If the Swift river is low, you can save more than a mile of walking (each way) by wading across. Historically, the usual place was 0.6 miles West of Lower Falls at a gravel pull out. [Also used for Crack-in-the-Woods.] Once across the river and back on the Nam--- Ski Trail, one must WALK BACK DOWNSTREAM ABOUT 0.3-0.4 MILES TO REACH THE NORMAL APPROACH PATH AS DESCRIBED ABOVE. This includes going over an old bridge; the climber's path is where the old Nam-- ski trail hits the new logging road. (Going into the woods too early is the problem people normally have. From what I can gather, almost everyone who "gets lost" trying to get to Rainbow does so because they take this "upper" river crossing and then go into the woods too early. GO ALL THE WAY TO THE CLIMBER'S PATH marked in green on the map.)
What seems to be a better river crossing is 0.2 mi. west of Lower Falls. Park (wheels off the road) in the EASTBOUND DIRECTION between a "CURVE"-sign and a "PEDESTRIAN /35MPH" sign. Cross the road, hop over the guardrail (usually there's a small cairn on one of the posts) and find a small sandy beach. Wade across the river. Your "target" is an orange, triangular rock on the other side [photo]. Exit the river on the downstream of the triangular rock, at a large downed tree. The Nam--Trail is a few feet into the woods. Walk UPSTREAM on the NAM--Trail for 150 feet to a relatively "new" wooden bridge [photo], thence 1-2 min to the "9KM/ 5.6Mi" sign, where the Nam-- trail meets the new logging road; here the climber's path turns off. If the river is low enough to cross here, it takes me less than 20-25min. of hiking (plus 5 min or so to change out of wading shoes) to reach the cliff. You could also park at Lower Falls (fee or annual WMNF pass) and walk the 0.1-0.2 mi. up the Kanc. to reach this crossing.
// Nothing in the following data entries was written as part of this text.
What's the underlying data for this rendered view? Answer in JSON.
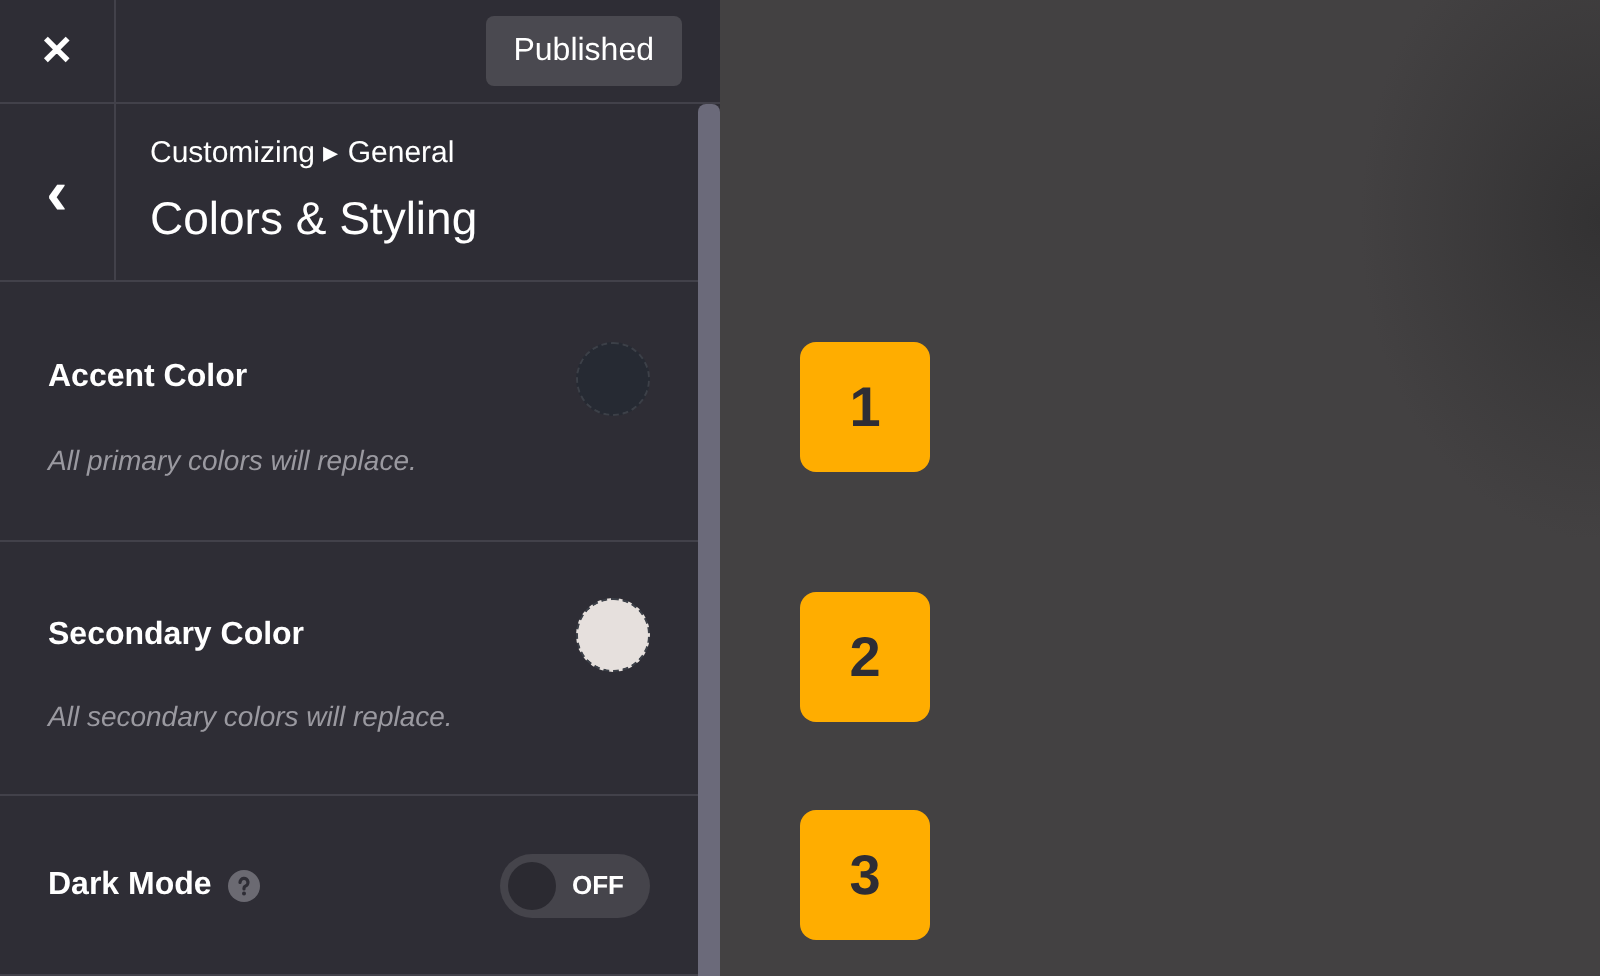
{
  "top_bar": {
    "close": "✕",
    "publish_button": "Published"
  },
  "header": {
    "back": "‹",
    "breadcrumb": "Customizing ▸ General",
    "title": "Colors & Styling"
  },
  "settings": [
    {
      "kind": "color",
      "label": "Accent Color",
      "description": "All primary colors will replace.",
      "color": "#262a33"
    },
    {
      "kind": "color",
      "label": "Secondary Color",
      "description": "All secondary colors will replace.",
      "color": "#e6e0dd"
    },
    {
      "kind": "toggle",
      "label": "Dark Mode",
      "on": false,
      "toggle_text": "OFF"
    }
  ],
  "markers": [
    "1",
    "2",
    "3"
  ]
}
Classic Climbing Routes at Rainbow Slabs
Days w Precip